Both the Trump and Biden administration appeared to count on Title 42 to limit the flows of migrants to the U.S.-Mexico border for explanations possessing very little to do with the distribute of Covid.
But Republicans have fought to retain the purchase in area, whilst the Biden White House tried to conclude the method before this calendar year, only to be stymied by a Louisiana-primarily based federal choose performing on a lawsuit brought by 24 Republican-led states.
Terminating the directive is envisioned to gasoline GOP assaults, particularly in the Home, where Republican chief Kevin McCarthy has previously termed for Homeland Safety Secretary Alejandro Mayorkas to resign.
But Biden also faces force from within his personal ideological tent. Advocates have very long termed for the finish of Title 42, arguing that there was no rational basis for its use as soon as the pandemic fears receded.
The conclusion of the policy is not likely to lead to an close in the criticism. With an inflow of men and women and a bogged-down system, migrants could spend months in detention facilities — yet another part of the procedure the administration is probable ramping up in preparation, Chen reported.

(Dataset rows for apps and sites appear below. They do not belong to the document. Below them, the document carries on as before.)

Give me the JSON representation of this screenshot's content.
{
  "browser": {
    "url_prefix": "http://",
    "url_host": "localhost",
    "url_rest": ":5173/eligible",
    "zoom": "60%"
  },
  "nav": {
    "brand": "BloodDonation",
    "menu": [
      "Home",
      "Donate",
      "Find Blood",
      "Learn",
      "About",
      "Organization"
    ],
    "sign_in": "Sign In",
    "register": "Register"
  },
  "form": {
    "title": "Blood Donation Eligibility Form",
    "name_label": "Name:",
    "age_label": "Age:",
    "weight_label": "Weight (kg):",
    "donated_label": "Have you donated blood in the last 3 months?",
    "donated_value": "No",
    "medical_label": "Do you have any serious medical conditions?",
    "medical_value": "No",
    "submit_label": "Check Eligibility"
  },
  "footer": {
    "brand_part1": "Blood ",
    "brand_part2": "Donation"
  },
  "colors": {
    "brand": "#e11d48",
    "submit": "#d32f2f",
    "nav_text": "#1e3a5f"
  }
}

These amenities have been criticized for risky overcrowding, health and fitness and cleanliness problems, as properly as hampered lawful entry.
Increasing the use of detention on people today arriving at the border is “highly contentious,” Chen reported. “It is a technique that is really significantly lacking in suitable oversight to guarantee that people today are taken care of humanely.”
Even with enough time, several of the assets getting sought involve legislative action, Chen said. But the prospective clients of Republicans and Democrats striking a offer are slender.
“We’re eyes extensive open to the truth that, in spite of all the development we’ve made, we’re continuing to do the job inside the constraints of a decades-aged broken immigration program that Republican officials refuse to allow us to resolve,” an administration formal told POLITICO.
Administration officers usually understood Title 42 would come to finish at some position, and preparations had been underway, stated Angela Kelley, who served as Mayorkas’ senior counselor on immigration until finally Could and is now main adviser for policy and partnerships at the American Immigration Attorneys Association. Some of this arranging appears obvious in the details.
In contrast to 2021, fewer men and women this fiscal 12 months have been expelled under Title 42, whilst the amount of migrants authorized to have their asylum claims be heard just about doubled — possibly reflecting a changeover to Title 8. In September, 72,472 migrants at the southern border were being expelled underneath Title 42, although 135,125 ended up apprehended underneath Title 8, in accordance to U.S. Customs and Border Defense facts.
The administration has also built an hard work to speed up the asylum processing process. A new rule issued by the section this spring grants asylum officers — not just judges — the electricity to figure out who qualifies and who will have to be turned away. In the prolonged-term, this will lead to a more quickly and a lot more good asylum procedure, mentioned Meissner, a previous immigration commissioner. But this new process, as well, is burdened by useful resource demands and has so significantly only been used to method a tiny variety of men and women.
Kelley foresees a rocky commence arrive Dec. 21, but once processing is again up and functioning, she expects the pressure on the system to stage out. Continue to, she warns, complications will plague the southern border offered the current point out of the immigration technique, one particular President Joe Biden has promised to overhaul.
“It seriously is like a Rubik’s dice. The working day right after Title 42 arrives down, I consider it’s likely to scramble the distinct colors. And then around time, the unique sides will be the exact same coloration,” Kelley claimed. “But it’s going to consider time, and it is continue to heading to be imperfect due to the fact our process demands to be modernized.”